Young girls and women of all ages that menstruate could experience heavy bleeding during their periods. The technical term is menorrhagia, which means menstrual bleeding that lasts longer than seven days and is heavy in nature. You may be wondering why am I bleeding a week after my period, but the answer is not as simple as most women would like.


There are only a few reasons why a woman would experience excess bleeding. The most common reason is a hormone imbalance. This happens to all girls and women at one point or another in their life of menstruation. The danger is when it becomes the norm each month. If this is the case, you will want to contact your gynaecologist to determine if it is a simple hormone imbalance or something more serious like cancer, Polycystic ovary syndrome or PCOS, or thyroid disease. It could also be something as simple as polyps or fibroids. This is why a doctor should be consulted.

Another cause could be a sexually transmitted disease. Have your doctor check for Gonorrhea, Trichomoniasis, Chlamydia or endometritis.


Some of the symptoms you may feel include:

Anemia – too much blood loss causes an iron loss and is not good for your body, it is also known as iron loss.

Fatigue – the loss of too much blood will make you tired and downright exhausted.

Blood clots – these will be bigger than a quarter in size and happen several times a day.

Possible Treatments

Besides medication from your doctor, or something more drastic like a hysterectomy, you may want to treat your symptoms at home.

Heating pad – using a heating pad during your period is not only comforting, but it helps to relax the muscles in and around the abdominal area where cramping and general pain are located.

Menstrual cup – this is a soft silicone cup that is inserted into the vagina to collect blood before it leaves the body. This will not fix the heavy bleeding, but it will help to make you more comfortable as well as limiting your trips to the bathroom.

Period underwear – this will also help to keep you from excessive trips to the bathroom, but not fix the problem of heavy bleeding.
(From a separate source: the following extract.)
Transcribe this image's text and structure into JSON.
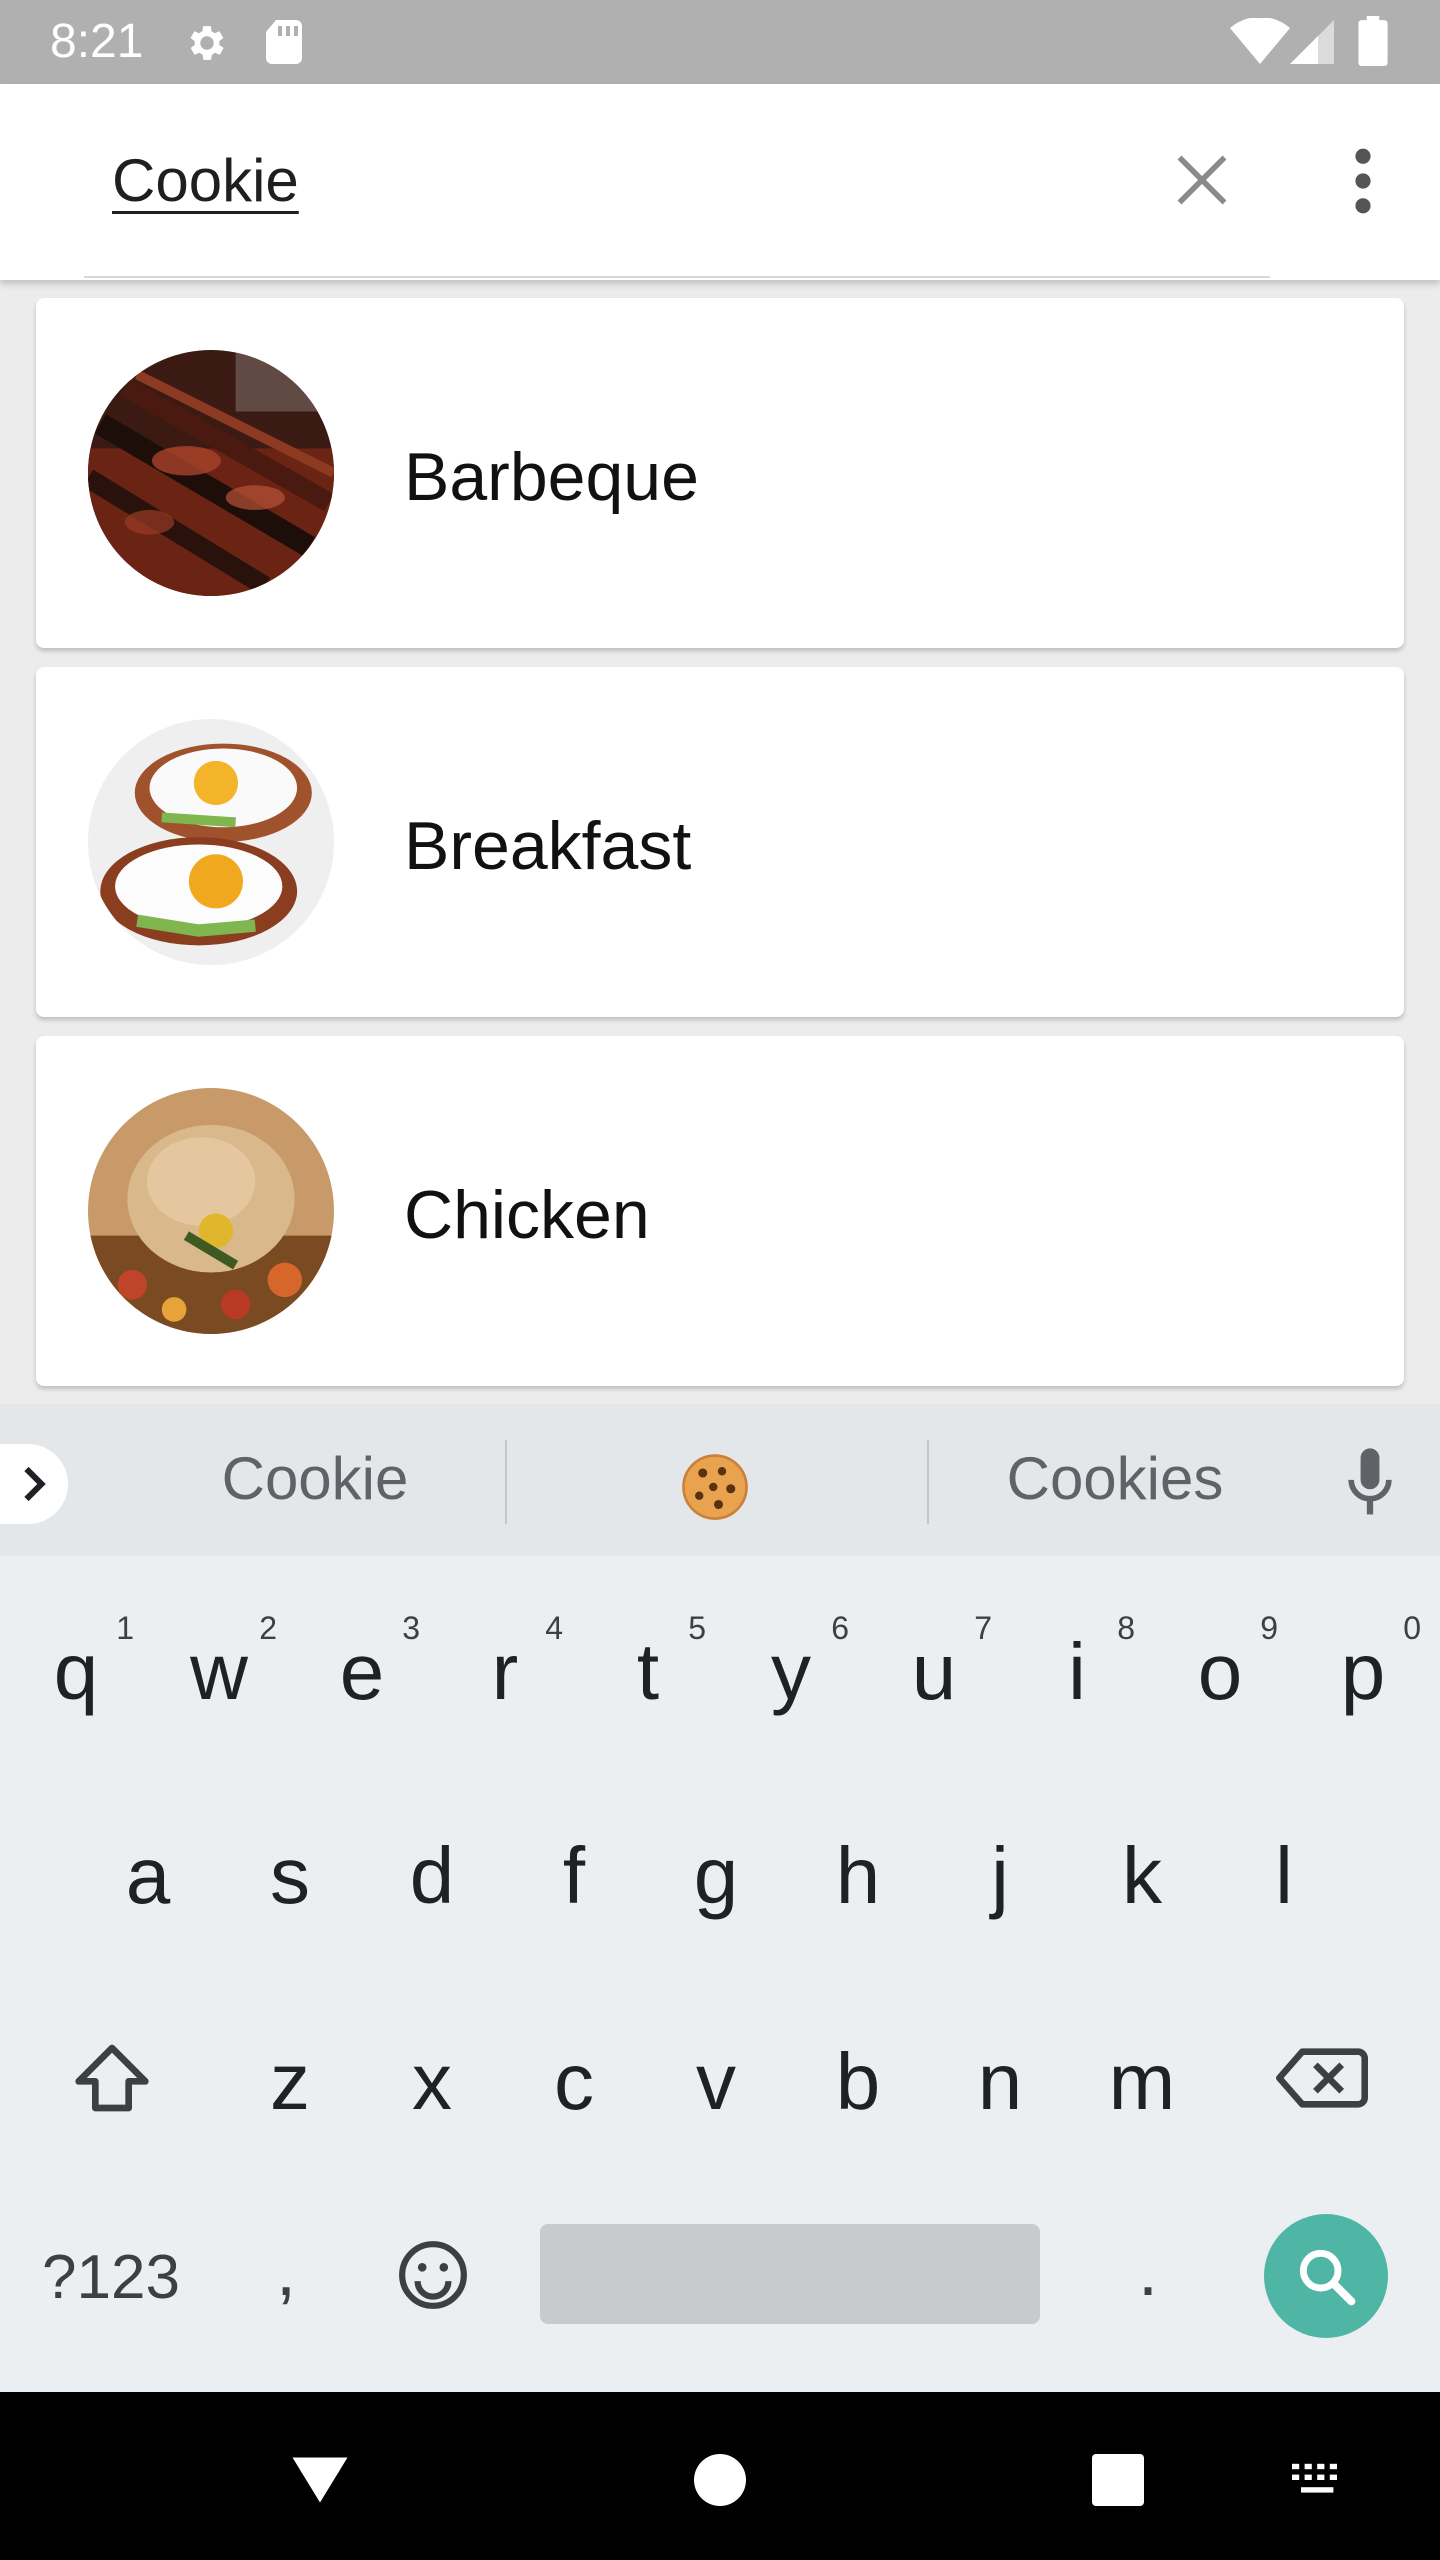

Medication – use an OTC medication such as ibuprofen or Tylenol. You could also request a birth control pill prescription from your doctor that will help to regulate your hormones. There are also hormone replacement therapies to help with heavy monthly bleeding.

Get plenty of rest, reduce your stress as much as possible and change your diet to a healthy option.

If your period lasts more than seven days and is heavy, and is the same month after month, you will need to seek medical help. Make an appointment with your primary doctor or gynecologist so that they may help determine what may be the cause of your heavy bleeding. The doctor will also be able to try several different options to relieve your pain and possibly help reduce the monthly bleeding to a minimum.